DATA TO USE: Begin
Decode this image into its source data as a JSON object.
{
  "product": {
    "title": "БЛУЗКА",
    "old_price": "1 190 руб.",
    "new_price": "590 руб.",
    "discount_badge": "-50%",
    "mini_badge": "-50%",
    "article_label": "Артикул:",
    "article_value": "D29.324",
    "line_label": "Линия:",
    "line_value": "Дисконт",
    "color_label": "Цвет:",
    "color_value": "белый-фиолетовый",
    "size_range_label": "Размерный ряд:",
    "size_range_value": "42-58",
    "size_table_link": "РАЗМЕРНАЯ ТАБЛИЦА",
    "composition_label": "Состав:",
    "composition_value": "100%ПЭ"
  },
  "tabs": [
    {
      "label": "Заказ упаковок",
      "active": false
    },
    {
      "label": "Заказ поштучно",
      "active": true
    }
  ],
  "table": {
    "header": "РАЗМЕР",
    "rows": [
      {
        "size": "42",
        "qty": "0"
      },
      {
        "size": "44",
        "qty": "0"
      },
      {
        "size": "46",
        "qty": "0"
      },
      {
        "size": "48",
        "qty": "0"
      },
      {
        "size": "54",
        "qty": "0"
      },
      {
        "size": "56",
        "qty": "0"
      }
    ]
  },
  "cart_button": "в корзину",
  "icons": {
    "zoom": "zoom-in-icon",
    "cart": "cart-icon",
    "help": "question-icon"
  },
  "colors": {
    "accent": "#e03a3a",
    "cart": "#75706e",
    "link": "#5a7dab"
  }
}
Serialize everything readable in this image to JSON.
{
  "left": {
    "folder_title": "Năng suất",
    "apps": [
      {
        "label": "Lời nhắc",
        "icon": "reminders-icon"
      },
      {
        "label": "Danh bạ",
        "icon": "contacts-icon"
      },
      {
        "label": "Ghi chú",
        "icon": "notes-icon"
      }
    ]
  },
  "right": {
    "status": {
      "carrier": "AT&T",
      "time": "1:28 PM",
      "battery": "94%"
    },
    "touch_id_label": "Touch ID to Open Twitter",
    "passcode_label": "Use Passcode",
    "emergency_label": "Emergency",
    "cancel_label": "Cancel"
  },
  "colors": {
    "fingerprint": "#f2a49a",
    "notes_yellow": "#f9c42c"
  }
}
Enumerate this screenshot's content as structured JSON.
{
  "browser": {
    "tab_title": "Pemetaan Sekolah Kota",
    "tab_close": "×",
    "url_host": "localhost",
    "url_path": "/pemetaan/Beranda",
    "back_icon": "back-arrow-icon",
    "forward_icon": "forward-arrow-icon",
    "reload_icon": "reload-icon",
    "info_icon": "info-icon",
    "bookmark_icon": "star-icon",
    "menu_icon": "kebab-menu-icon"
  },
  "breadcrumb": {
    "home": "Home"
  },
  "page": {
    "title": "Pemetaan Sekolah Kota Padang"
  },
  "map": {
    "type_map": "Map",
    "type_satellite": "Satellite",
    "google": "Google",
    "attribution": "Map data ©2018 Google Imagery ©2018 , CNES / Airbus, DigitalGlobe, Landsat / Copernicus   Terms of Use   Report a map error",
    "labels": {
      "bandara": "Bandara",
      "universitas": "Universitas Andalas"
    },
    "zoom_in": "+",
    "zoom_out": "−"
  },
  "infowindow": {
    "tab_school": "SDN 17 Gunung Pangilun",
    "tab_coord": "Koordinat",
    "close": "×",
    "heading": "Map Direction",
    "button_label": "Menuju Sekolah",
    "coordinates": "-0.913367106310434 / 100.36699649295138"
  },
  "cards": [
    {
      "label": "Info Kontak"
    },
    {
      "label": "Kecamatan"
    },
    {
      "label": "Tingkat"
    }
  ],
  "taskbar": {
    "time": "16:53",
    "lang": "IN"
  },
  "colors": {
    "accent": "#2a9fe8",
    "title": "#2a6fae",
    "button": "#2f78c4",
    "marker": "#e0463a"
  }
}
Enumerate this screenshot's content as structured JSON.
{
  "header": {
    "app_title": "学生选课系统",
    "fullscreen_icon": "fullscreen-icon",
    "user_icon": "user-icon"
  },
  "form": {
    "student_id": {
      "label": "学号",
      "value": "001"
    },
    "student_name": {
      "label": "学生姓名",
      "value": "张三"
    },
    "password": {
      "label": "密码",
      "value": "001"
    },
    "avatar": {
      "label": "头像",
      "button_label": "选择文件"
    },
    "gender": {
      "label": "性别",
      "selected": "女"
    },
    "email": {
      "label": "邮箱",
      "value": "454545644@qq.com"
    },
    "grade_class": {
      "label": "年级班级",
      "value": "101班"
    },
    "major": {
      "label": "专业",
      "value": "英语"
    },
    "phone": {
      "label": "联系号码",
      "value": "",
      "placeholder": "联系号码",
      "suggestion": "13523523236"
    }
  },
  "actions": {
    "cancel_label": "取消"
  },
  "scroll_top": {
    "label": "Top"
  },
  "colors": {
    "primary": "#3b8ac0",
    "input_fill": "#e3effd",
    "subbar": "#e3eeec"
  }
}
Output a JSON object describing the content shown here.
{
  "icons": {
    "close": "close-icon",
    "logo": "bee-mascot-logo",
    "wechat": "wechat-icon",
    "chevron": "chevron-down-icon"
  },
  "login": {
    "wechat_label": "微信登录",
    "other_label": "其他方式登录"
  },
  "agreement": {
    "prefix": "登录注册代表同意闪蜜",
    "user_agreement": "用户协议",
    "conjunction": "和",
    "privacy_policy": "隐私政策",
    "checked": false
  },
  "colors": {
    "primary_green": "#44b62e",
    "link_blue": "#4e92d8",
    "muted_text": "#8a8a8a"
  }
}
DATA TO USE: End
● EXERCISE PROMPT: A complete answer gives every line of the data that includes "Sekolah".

● RESULT FOR THIS TASK:
    "tab_title": "Pemetaan Sekolah Kota",
    "title": "Pemetaan Sekolah Kota Padang"
    "button_label": "Menuju Sekolah",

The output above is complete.